    Poe grew up in Georgia and thinks of himself as “more of a hash brown kid.” Hash browns are typically shredded potatoes crisped on the griddle, often shaped into rounds like potato pancakes. Browned shreds and chunks can also be left messy, he says. When tossed with bits of leftover meat, you’ve got meat-and-potato hash, a filling and satisfying plateful often topped with a fried or poached egg.

    Jessica Rinaldi For The Boston Globe
    The home fries at Deep Ellum.

    Like Poe, most chefs cook the potatoes twice, either boiling them initially or roasting them before browning. “It’s harder to make sure they’re cooked through if you start from raw,” says Steve “Nookie” Postal, chef and owner of Commonwealth, the new restaurant and market in Kendall Square (see review, Page 14). “The second cooking gets them crispy.” For Sunday brunch, the chef roasts russet wedges coated with duck fat, then cuts them into small pieces, deep-fries them, and tosses them with shallots, bell pepper, Old Bay seasoning, salt, and a bit of butter. “It’s just an orgy of terrible things for you,” says Postal, who was executive chef at Fenway Park for six years. While home fries should not be dripping with fat, they do taste and brown better when there’s enough of it in the pan.

    When customers at Somerville’s Neighborhood Restaurant and Bakery ask to substitute vegetables for the potatoes, says manager Sheila Borges-Foley, “It’s usually a diet or low-carb thing.” Their popular home fries are made with russets, onions, and peppers, and seasoned with paprika, onion, garlic powder, and salt. This time of year, the family-owned breakfast and lunch spot adds sweet potatoes to the mix, says Borges-Foley. “It’s something different. Why not?”


    Wyllie makes his Deep Ellum home fries with red bliss potatoes that are boiled as chunks with skins intact, then he tosses them in spices and browns them on the flat-top in canola oil. The chef doesn’t add onions or bell peppers. “If you put onions in them, you get people who ask for them without onions.”

    A final word on the subject: Don’t throw away leftover home fries.
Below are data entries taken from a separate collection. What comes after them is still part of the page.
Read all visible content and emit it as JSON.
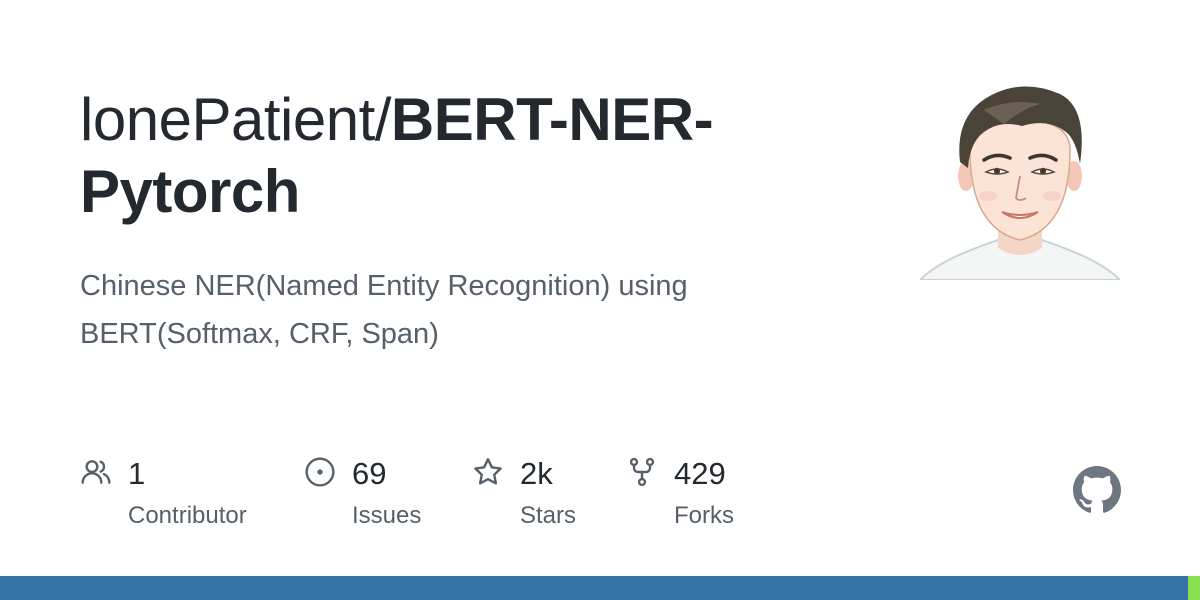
{
  "repo": {
    "owner": "lonePatient/",
    "name_line1": "BERT-NER-",
    "name_line2": "Pytorch",
    "description_line1": "Chinese NER(Named Entity Recognition) using",
    "description_line2": "BERT(Softmax, CRF, Span)"
  },
  "stats": [
    {
      "icon": "people-icon",
      "value": "1",
      "label": "Contributor"
    },
    {
      "icon": "issue-opened-icon",
      "value": "69",
      "label": "Issues"
    },
    {
      "icon": "star-icon",
      "value": "2k",
      "label": "Stars"
    },
    {
      "icon": "repo-forked-icon",
      "value": "429",
      "label": "Forks"
    }
  ],
  "language_bar": {
    "segments": [
      {
        "color": "#3572A5",
        "share": 0.99
      },
      {
        "color": "#89e051",
        "share": 0.01
      }
    ]
  },
  "colors": {
    "text_primary": "#24292f",
    "text_secondary": "#57606a",
    "icon": "#57606a",
    "github_logo": "#6e7781"
  }
}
They’re perfect for a one-skillet meal with chopped, cooked veggies, leftover meat, eggs, beans, or whatever other hodgepodge appeals to you.

    Another opinion.

    Lisa Zwirn can be reached at